===== Data extract

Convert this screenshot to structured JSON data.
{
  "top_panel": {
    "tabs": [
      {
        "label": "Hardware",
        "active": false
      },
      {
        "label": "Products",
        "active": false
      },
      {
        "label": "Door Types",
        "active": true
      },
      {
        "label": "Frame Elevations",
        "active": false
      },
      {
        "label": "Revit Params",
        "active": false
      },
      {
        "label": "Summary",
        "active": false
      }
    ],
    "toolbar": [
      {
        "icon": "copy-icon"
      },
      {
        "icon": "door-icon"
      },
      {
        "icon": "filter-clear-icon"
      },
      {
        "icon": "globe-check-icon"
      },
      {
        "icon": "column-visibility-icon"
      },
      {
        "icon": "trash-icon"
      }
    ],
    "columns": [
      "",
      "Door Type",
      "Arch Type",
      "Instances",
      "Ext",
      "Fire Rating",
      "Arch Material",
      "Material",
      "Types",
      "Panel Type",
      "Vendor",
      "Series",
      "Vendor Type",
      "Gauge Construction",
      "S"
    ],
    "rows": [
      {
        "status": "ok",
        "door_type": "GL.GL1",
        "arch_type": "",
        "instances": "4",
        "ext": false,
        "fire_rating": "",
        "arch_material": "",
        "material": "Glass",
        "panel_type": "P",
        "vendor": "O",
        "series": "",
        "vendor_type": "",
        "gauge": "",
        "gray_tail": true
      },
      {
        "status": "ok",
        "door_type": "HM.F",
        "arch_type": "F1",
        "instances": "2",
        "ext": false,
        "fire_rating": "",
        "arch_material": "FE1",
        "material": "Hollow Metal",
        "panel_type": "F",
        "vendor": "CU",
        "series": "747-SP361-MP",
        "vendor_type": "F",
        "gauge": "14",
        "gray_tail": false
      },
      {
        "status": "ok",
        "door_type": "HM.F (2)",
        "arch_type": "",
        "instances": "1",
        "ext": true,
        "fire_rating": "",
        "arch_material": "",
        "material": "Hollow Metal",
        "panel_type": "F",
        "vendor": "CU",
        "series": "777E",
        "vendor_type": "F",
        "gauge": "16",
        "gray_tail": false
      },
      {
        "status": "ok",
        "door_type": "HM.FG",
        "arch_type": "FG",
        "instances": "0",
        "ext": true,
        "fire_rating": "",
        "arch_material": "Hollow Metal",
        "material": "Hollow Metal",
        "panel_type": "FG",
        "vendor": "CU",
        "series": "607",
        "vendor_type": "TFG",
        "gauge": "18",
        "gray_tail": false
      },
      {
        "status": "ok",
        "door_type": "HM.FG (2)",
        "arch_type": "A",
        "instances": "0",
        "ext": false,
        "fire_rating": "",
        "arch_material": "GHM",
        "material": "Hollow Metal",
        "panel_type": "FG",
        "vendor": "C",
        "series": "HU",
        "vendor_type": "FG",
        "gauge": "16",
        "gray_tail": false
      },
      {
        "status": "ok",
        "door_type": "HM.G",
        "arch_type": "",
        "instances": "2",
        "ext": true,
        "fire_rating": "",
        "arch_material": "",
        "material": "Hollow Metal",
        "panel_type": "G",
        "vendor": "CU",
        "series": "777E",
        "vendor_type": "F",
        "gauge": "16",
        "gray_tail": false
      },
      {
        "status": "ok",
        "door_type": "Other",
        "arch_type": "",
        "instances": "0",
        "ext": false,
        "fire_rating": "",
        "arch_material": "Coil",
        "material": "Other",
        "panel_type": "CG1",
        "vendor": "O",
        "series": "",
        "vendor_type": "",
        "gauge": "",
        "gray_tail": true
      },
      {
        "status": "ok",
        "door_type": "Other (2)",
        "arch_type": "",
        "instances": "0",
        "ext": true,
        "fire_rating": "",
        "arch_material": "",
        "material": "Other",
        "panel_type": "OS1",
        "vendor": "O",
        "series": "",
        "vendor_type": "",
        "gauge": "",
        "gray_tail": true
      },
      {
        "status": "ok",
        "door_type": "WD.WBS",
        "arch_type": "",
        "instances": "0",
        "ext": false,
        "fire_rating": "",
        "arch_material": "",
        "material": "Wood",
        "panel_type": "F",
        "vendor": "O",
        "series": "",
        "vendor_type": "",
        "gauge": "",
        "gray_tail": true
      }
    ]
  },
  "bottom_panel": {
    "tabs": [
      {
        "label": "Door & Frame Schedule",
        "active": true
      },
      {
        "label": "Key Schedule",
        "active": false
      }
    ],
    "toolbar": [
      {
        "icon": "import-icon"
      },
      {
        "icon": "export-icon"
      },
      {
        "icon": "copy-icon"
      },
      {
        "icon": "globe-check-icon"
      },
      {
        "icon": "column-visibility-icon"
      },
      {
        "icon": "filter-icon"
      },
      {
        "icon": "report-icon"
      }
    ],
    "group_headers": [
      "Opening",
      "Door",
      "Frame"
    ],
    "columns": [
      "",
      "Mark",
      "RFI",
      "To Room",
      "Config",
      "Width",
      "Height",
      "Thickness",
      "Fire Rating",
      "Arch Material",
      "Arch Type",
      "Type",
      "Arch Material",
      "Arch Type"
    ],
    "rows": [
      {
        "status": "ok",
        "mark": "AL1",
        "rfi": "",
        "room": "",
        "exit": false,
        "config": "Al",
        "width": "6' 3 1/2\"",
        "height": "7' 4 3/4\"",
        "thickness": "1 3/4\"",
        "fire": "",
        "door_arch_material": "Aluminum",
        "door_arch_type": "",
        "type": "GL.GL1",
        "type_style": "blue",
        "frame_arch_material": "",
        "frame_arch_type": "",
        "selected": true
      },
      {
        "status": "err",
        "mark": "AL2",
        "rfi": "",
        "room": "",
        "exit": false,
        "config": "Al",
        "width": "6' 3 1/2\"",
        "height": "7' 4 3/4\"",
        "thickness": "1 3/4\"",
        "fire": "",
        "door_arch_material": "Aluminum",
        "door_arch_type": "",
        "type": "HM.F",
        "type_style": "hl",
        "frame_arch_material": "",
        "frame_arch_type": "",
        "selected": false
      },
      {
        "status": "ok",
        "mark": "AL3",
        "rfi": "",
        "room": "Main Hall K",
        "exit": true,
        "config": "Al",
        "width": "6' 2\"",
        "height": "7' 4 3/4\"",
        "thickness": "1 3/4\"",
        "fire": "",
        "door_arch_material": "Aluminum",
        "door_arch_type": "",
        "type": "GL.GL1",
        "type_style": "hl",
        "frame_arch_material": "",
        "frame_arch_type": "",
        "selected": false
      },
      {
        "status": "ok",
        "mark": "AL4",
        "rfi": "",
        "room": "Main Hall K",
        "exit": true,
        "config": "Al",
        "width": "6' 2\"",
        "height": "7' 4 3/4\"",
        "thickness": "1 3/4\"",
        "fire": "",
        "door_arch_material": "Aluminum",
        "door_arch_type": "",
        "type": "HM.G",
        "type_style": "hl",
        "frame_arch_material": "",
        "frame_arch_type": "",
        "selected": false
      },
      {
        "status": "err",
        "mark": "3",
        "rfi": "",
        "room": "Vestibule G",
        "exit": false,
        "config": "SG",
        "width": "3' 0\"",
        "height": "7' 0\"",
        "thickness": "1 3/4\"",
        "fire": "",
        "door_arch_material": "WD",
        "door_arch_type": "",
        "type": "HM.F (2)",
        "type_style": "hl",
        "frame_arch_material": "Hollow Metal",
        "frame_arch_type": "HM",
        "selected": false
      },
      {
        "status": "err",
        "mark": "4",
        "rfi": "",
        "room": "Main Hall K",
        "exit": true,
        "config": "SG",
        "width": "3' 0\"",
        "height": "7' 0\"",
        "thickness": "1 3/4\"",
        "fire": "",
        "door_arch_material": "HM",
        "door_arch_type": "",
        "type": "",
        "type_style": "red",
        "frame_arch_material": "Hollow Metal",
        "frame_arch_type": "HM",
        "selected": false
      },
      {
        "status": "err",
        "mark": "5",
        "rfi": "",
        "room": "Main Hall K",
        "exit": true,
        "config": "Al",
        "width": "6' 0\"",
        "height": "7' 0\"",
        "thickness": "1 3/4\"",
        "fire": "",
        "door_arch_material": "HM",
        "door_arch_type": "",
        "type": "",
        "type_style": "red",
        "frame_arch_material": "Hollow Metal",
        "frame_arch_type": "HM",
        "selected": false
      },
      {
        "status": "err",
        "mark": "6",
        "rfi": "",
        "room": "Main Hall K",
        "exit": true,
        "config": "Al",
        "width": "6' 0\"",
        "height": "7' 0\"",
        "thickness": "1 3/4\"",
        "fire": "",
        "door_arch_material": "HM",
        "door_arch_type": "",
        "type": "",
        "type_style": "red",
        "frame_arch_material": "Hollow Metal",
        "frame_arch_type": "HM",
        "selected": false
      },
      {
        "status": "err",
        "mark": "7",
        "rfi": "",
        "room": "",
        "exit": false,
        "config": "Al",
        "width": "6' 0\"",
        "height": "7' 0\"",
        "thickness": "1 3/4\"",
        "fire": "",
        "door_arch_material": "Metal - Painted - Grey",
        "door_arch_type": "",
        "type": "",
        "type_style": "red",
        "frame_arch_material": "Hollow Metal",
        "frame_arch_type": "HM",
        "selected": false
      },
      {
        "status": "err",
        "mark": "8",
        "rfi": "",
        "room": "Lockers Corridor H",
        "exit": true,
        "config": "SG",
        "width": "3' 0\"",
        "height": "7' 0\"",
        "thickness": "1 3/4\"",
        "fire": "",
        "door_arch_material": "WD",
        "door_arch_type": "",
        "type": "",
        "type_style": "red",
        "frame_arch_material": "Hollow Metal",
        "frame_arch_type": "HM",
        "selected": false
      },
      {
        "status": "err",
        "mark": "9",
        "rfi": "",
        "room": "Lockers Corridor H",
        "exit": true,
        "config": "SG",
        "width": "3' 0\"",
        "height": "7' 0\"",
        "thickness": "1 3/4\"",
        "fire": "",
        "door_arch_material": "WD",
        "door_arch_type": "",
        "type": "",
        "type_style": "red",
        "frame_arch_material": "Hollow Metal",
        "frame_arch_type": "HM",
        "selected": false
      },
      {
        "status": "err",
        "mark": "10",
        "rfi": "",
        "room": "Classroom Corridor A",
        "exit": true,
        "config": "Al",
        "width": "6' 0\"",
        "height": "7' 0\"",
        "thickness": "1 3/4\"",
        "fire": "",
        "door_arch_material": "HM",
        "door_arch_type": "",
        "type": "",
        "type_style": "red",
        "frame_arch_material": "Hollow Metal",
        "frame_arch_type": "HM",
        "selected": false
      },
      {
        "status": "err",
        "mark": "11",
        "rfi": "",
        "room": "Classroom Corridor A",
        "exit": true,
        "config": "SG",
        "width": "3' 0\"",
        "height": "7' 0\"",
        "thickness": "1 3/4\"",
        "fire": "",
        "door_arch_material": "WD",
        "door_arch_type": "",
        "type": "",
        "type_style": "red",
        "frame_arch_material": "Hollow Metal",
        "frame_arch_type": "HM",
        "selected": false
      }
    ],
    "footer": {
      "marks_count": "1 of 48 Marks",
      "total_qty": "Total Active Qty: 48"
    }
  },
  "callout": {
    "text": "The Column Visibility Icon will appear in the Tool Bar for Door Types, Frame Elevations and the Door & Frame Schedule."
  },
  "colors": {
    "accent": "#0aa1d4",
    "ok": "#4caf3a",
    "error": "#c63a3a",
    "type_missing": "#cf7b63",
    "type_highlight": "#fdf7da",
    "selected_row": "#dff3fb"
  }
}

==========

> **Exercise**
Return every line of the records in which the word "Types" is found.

> **Answer for the task**
        "label": "Door Types",
      "Types",
    "text": "The Column Visibility Icon will appear in the Tool Bar for Door Types, Frame Elevations and the Door & Frame Schedule."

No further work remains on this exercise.